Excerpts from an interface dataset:

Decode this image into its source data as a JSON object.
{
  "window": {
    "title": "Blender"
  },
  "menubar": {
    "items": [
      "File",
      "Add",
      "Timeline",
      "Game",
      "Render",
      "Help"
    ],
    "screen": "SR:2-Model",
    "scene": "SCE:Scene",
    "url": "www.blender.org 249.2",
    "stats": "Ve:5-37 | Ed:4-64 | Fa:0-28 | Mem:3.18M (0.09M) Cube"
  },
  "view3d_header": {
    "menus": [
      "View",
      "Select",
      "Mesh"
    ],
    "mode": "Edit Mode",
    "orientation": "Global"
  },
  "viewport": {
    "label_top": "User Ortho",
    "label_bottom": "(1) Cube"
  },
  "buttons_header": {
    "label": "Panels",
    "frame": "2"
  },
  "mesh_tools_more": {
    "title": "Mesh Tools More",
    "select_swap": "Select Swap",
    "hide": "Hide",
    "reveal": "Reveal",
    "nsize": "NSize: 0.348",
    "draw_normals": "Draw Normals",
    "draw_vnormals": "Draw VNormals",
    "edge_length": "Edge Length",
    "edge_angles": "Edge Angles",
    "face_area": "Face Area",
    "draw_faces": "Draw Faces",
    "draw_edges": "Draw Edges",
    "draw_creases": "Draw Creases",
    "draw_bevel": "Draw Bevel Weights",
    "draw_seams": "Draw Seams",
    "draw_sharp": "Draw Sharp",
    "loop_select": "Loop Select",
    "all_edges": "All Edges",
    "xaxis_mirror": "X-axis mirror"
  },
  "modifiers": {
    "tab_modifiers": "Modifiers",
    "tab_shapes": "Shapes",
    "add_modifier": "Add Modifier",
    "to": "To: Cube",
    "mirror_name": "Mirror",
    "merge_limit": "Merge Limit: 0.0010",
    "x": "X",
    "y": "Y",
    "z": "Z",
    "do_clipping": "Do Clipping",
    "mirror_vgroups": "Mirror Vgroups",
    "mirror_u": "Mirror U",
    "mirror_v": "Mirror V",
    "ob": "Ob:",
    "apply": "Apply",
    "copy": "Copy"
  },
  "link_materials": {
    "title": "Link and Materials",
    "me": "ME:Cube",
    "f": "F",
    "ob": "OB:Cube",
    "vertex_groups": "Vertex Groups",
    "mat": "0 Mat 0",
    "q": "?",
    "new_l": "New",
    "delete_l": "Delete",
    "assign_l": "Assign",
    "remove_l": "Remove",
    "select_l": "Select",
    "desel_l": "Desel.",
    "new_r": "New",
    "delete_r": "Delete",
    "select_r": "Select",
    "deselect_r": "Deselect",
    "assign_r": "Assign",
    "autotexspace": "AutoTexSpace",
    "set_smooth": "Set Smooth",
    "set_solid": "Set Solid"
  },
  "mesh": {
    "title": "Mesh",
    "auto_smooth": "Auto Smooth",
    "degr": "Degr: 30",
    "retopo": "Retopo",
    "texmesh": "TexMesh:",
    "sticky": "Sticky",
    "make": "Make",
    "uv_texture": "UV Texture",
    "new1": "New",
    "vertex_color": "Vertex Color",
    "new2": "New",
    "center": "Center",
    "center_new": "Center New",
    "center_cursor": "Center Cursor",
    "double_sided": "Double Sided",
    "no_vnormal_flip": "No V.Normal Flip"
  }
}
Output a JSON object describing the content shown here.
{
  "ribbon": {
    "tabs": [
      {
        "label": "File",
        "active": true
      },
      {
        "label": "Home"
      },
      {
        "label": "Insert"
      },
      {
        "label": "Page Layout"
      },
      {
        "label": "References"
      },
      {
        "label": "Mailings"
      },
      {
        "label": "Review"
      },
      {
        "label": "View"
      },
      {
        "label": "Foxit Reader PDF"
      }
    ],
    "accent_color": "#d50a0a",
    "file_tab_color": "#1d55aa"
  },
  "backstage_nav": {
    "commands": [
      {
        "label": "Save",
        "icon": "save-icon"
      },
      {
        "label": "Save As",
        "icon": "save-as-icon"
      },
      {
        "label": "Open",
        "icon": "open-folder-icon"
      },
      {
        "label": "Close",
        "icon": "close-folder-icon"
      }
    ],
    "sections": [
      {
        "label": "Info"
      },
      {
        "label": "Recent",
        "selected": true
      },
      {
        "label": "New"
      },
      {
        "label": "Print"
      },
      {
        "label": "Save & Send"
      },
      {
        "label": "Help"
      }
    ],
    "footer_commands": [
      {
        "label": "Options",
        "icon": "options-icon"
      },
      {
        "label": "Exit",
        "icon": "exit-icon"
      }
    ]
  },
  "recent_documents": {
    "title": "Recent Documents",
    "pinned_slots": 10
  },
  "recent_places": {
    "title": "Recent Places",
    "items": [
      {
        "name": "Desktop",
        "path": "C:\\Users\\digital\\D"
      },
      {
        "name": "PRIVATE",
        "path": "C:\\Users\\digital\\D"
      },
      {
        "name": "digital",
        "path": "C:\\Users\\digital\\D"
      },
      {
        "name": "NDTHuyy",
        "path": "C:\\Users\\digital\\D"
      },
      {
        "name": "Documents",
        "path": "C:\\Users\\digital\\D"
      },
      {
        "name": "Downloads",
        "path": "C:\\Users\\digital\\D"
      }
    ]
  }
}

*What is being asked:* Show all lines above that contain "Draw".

*Exercise result:*
    "draw_normals": "Draw Normals",
    "draw_vnormals": "Draw VNormals",
    "draw_faces": "Draw Faces",
    "draw_edges": "Draw Edges",
    "draw_creases": "Draw Creases",
    "draw_bevel": "Draw Bevel Weights",
    "draw_seams": "Draw Seams",
    "draw_sharp": "Draw Sharp",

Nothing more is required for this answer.